The interests in four licences covering the producing fields Kvitebjørn and Valemon were acquired by PGNiG Upstream Norway, a wholly-owned subsidiary of PGNiG SA, in September 2020 under an agreement with Norske Shell. Both newly acquired fields contain predominantly natural gas.
“We are beginning 2021 on a high note. Thanks to our experience and capabilities, we have been able to develop our operations on the Norwegian Continental Shelf despite the pandemic-related headwinds. As the approved acquisitions involve already producing fields, they will immediately translate into a significant rise of our gas output from Norwegian assets. We expect that in 2021 the volume of gas produced by PGNiG Upstream Norway will reach 0.9 bcm, almost double the level recorded in 2020,” said Paweł Majewski, President of the PGNiG Management Board.
PGNiG Upstream Norway estimates that the acquisitions will bring about a step increase in its average daily production of hydrocarbons (both oil and gas) of about 30%. The company’s gas production volume is forecast to reach 0.9 bcm in 2021, compared with approximately 0.5 bcm in 2020. According to estimates, in 2023–2028 (i.e. after the launch of the Baltic Pipe, which will link the Norwegian Continental Shelf with Poland via Denmark), the two fields will deliver approximately 0.2 bcm of gas annually to PGNiG Upstream Norway.
As regards the Kvitebjørn field, PGNiG Upstream Norway acquired a 6.45% interest, becoming a licence partner to Equinor (the operator), Petoro, Spirit Energy Norway and Total E&P Norge. The remaining recoverable reserves of the field, put on production back in 2004, have been estimated at approximately 184.3 mmboe.

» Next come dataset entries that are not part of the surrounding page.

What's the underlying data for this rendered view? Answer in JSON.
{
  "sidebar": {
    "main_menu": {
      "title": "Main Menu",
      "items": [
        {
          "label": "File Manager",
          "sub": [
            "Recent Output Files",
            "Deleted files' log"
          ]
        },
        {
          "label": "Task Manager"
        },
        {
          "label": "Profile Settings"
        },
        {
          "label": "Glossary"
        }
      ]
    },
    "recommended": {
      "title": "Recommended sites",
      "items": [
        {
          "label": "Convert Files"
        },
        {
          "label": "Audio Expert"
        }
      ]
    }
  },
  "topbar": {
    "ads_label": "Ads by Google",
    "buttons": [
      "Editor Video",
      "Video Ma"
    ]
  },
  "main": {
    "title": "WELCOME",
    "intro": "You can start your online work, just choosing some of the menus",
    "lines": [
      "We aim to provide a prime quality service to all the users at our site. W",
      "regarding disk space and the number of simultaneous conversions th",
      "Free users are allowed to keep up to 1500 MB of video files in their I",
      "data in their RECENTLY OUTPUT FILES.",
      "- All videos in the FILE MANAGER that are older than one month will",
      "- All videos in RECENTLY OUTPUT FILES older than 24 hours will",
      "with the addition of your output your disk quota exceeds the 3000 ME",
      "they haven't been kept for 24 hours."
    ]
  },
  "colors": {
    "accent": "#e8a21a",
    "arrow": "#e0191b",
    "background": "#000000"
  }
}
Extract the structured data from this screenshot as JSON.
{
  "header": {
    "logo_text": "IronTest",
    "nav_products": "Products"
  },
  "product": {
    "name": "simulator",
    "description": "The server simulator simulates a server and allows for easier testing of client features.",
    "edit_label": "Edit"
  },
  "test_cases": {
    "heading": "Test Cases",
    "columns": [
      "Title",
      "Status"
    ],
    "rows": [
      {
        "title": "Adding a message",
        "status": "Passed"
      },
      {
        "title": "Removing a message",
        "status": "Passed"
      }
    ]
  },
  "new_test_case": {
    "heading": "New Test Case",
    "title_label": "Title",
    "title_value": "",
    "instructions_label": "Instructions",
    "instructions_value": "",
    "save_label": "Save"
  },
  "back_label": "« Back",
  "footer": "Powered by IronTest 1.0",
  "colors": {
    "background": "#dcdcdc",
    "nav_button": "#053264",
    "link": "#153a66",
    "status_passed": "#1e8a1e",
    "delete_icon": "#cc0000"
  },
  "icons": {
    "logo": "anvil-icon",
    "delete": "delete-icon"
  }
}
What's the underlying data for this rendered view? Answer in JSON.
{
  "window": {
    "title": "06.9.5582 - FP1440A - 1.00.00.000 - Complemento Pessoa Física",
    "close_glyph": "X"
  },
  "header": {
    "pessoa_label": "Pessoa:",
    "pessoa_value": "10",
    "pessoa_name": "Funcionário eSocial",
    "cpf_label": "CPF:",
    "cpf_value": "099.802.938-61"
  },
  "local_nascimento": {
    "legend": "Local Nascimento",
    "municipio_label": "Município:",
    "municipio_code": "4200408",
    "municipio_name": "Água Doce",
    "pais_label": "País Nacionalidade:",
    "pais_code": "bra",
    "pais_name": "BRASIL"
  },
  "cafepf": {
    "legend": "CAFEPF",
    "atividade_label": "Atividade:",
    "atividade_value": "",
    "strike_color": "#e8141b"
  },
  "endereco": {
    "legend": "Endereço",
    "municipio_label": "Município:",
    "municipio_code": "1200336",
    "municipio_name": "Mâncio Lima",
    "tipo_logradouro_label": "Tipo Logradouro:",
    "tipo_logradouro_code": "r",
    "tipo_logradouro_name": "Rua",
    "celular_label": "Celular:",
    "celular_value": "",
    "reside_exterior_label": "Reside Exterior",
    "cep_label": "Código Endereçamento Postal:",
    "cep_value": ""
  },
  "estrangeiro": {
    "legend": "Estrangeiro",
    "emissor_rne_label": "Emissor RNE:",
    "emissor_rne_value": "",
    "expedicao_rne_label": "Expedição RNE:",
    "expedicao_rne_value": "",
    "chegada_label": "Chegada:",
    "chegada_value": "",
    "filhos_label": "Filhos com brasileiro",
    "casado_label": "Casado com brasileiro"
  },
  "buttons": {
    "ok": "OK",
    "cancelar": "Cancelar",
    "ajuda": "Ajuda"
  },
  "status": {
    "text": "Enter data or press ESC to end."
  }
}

In the case of the Valemon field, the interest acquired by PGNiG Upstream Norway is 3.225%. Producing since 2015, the field still contains approximately 29 mmboe of recoverable reserves. The licence is operated by Equinor, and the licence partners are PGNiG Upstream Norway and Petoro.
In addition, PGNiG Upstream Norway purchased a stake in the infrastructure used to transport hydrocarbons produced from these fields.
PGNiG Upstream Norway is already producing crude oil and natural gas from nine fields: Skarv, Morvin, Vale, Vilje, Gina Krog, Skogul and Ærfugl, Kvitebjørn and Valemon, while development and assessment work is under way on five more deposits: Duva, Tommeliten Alpha, King Lear, Ærfugl Outer and Shrek. The rapid pace of acquisitions made on the Norwegian Continental Shelf over the past four years has increased the PGNiG Group’s oil and gas reserves from approximately 80 to 208 mmboe.